> _The task_: Copy out every line of the records where the string "JSON" occurs.
*** Input ***
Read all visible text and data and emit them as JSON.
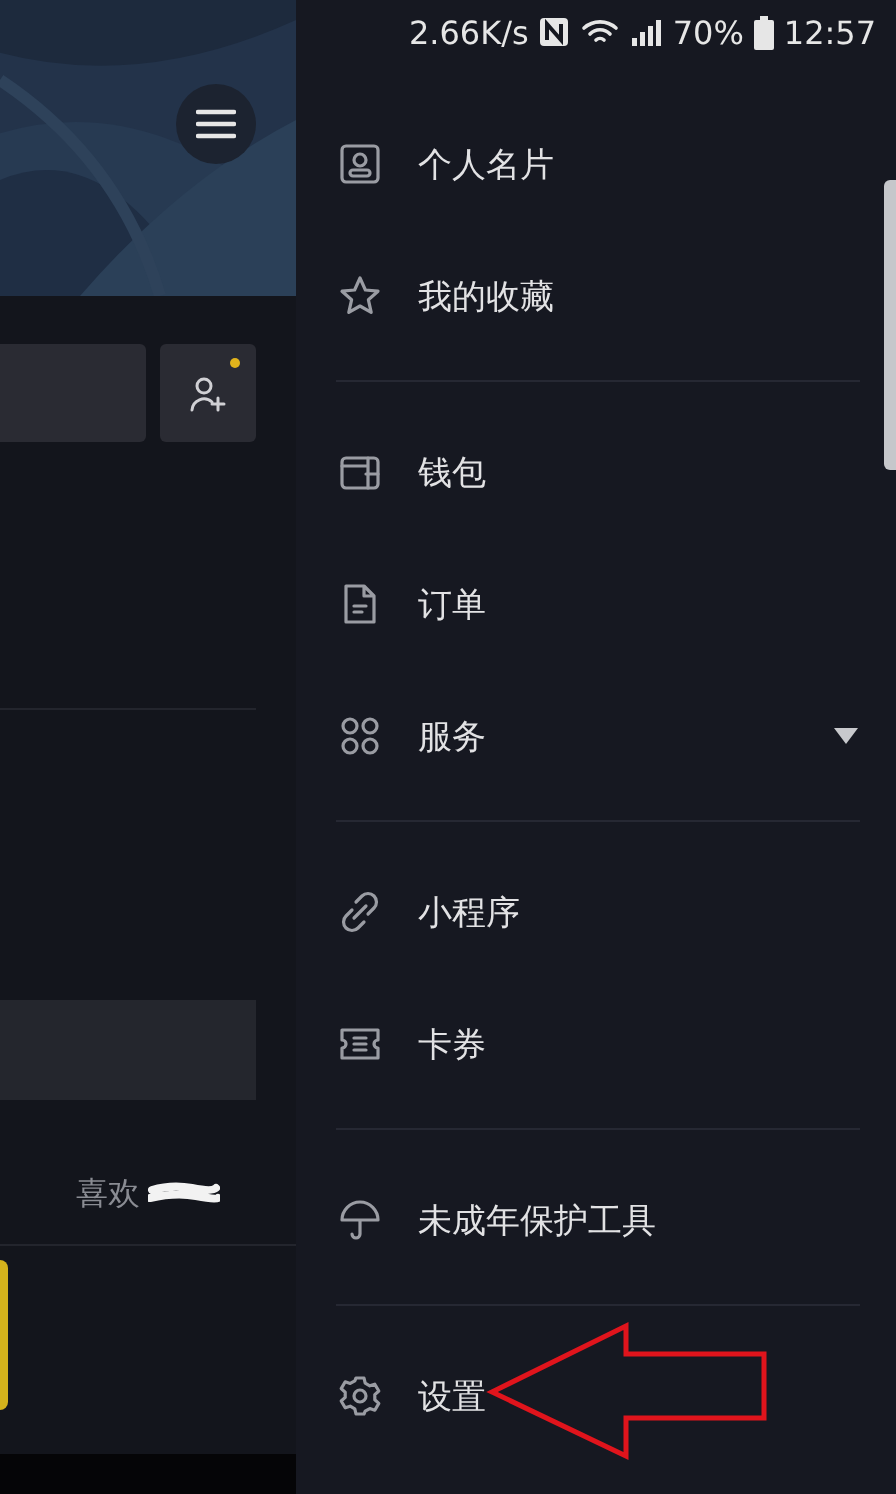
{
  "status_bar": {
    "speed": "2.66K/s",
    "battery": "70%",
    "time": "12:57"
  },
  "profile": {
    "add_friend": {
      "unread": true
    },
    "likes_label": "喜欢"
  },
  "drawer": {
    "sections": [
      {
        "items": [
          {
            "kind": "card",
            "label": "个人名片",
            "has_submenu": false
          },
          {
            "kind": "star",
            "label": "我的收藏",
            "has_submenu": false
          }
        ]
      },
      {
        "items": [
          {
            "kind": "wallet",
            "label": "钱包",
            "has_submenu": false
          },
          {
            "kind": "document",
            "label": "订单",
            "has_submenu": false
          },
          {
            "kind": "grid",
            "label": "服务",
            "has_submenu": true
          }
        ]
      },
      {
        "items": [
          {
            "kind": "link",
            "label": "小程序",
            "has_submenu": false
          },
          {
            "kind": "ticket",
            "label": "卡券",
            "has_submenu": false
          }
        ]
      },
      {
        "items": [
          {
            "kind": "umbrella",
            "label": "未成年保护工具",
            "has_submenu": false
          }
        ]
      },
      {
        "items": [
          {
            "kind": "gear",
            "label": "设置",
            "has_submenu": false
          }
        ]
      }
    ]
  }
}
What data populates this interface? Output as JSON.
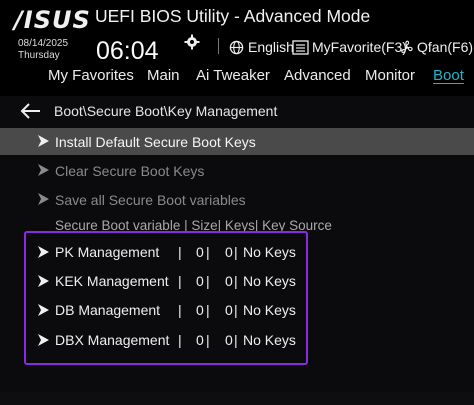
{
  "header": {
    "logo": "/ISUS",
    "title": "UEFI BIOS Utility - Advanced Mode",
    "date": "08/14/2025",
    "day": "Thursday",
    "time": "06:04",
    "language": "English",
    "favorite": "MyFavorite(F3)",
    "qfan": "Qfan(F6)"
  },
  "tabs": [
    {
      "label": "My Favorites"
    },
    {
      "label": "Main"
    },
    {
      "label": "Ai Tweaker"
    },
    {
      "label": "Advanced"
    },
    {
      "label": "Monitor"
    },
    {
      "label": "Boot",
      "active": true
    }
  ],
  "breadcrumb": "Boot\\Secure Boot\\Key Management",
  "menu": {
    "install_default": "Install Default Secure Boot Keys",
    "clear": "Clear Secure Boot Keys",
    "save_all": "Save all Secure Boot variables",
    "column_header": "Secure Boot variable  |  Size|  Keys|  Key Source"
  },
  "key_rows": [
    {
      "name": "PK Management",
      "size": "0",
      "keys": "0",
      "source": "No Keys"
    },
    {
      "name": "KEK Management",
      "size": "0",
      "keys": "0",
      "source": "No Keys"
    },
    {
      "name": "DB Management",
      "size": "0",
      "keys": "0",
      "source": "No Keys"
    },
    {
      "name": "DBX Management",
      "size": "0",
      "keys": "0",
      "source": "No Keys"
    }
  ],
  "colors": {
    "accent": "#23b2c8",
    "selected_row": "#4a4a4a",
    "highlight_border": "#8a2be2",
    "disabled_text": "#8a8a8a"
  },
  "icons": [
    "gear-icon",
    "globe-icon",
    "favorite-list-icon",
    "fan-icon",
    "back-arrow-icon",
    "chevron-right-icon"
  ]
}
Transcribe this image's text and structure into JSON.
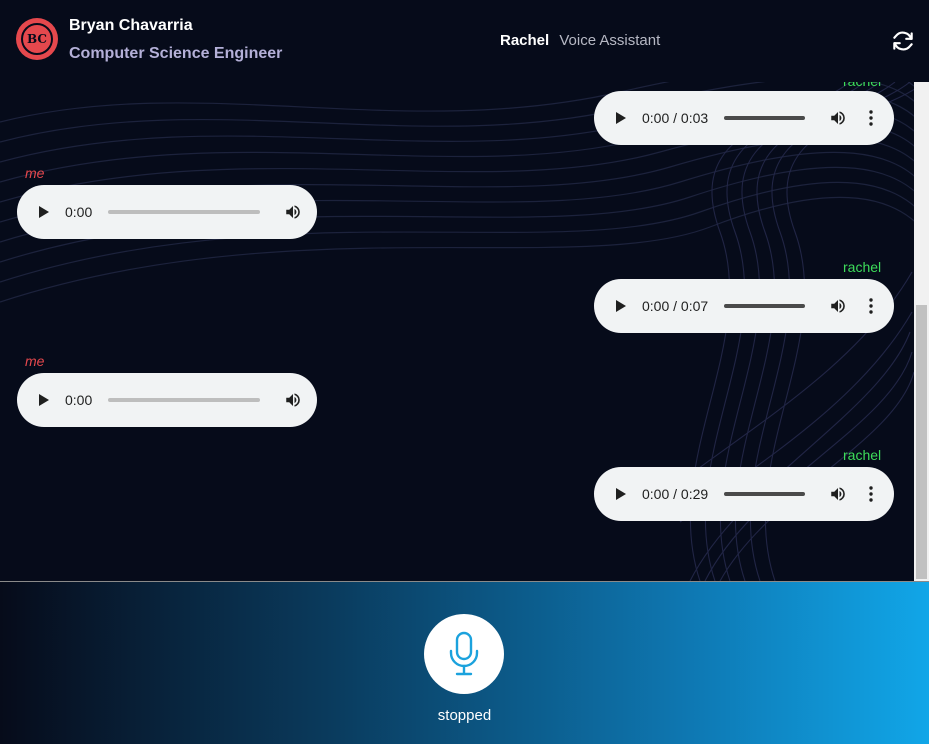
{
  "header": {
    "logo_text": "BC",
    "user_name": "Bryan Chavarria",
    "user_title": "Computer Science Engineer",
    "brand_name": "Rachel",
    "brand_subtitle": "Voice Assistant",
    "refresh_icon": "refresh-icon"
  },
  "messages": [
    {
      "sender": "rachel",
      "time": "0:00 / 0:03"
    },
    {
      "sender": "me",
      "time": "0:00"
    },
    {
      "sender": "rachel",
      "time": "0:00 / 0:07"
    },
    {
      "sender": "me",
      "time": "0:00"
    },
    {
      "sender": "rachel",
      "time": "0:00 / 0:29"
    }
  ],
  "footer": {
    "mic_icon": "microphone-icon",
    "status": "stopped"
  },
  "colors": {
    "background": "#060b1a",
    "me_label": "#e5484d",
    "rachel_label": "#3ddc5a",
    "accent": "#11a6e8"
  }
}
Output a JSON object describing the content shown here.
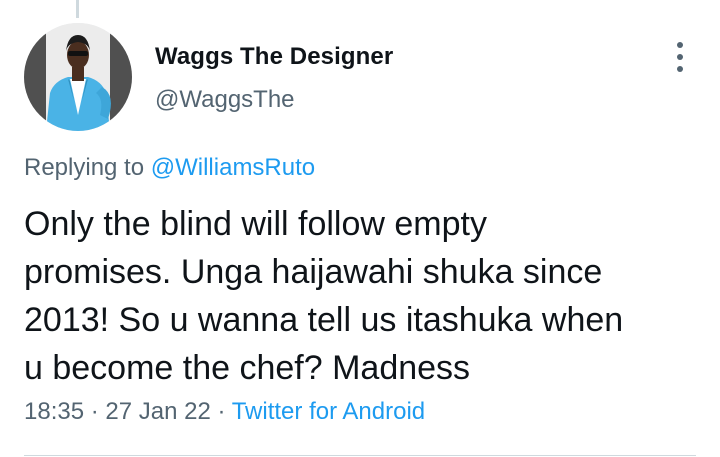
{
  "tweet": {
    "author_name": "Waggs The Designer",
    "author_handle": "@WaggsThe",
    "replying_prefix": "Replying to ",
    "replying_to": "@WilliamsRuto",
    "text": "Only the blind will follow empty\npromises.  Unga haijawahi shuka since\n2013! So u wanna tell us itashuka when\nu become the chef? Madness",
    "time": "18:35",
    "separator": " · ",
    "date": "27 Jan 22",
    "source": "Twitter for Android"
  },
  "icons": {
    "more": "more-vertical-icon",
    "avatar": "profile-photo"
  },
  "colors": {
    "text_primary": "#0f1419",
    "text_secondary": "#536471",
    "link": "#1d9bf0",
    "divider": "#cfd9de",
    "avatar_jacket": "#4ab3e6"
  }
}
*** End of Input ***
> _Response_:
Read all visible text and data and emit them as JSON.
What data populates this interface? Output as JSON.
Transcribe this image's text and structure into JSON.
Output a JSON object describing the content shown here.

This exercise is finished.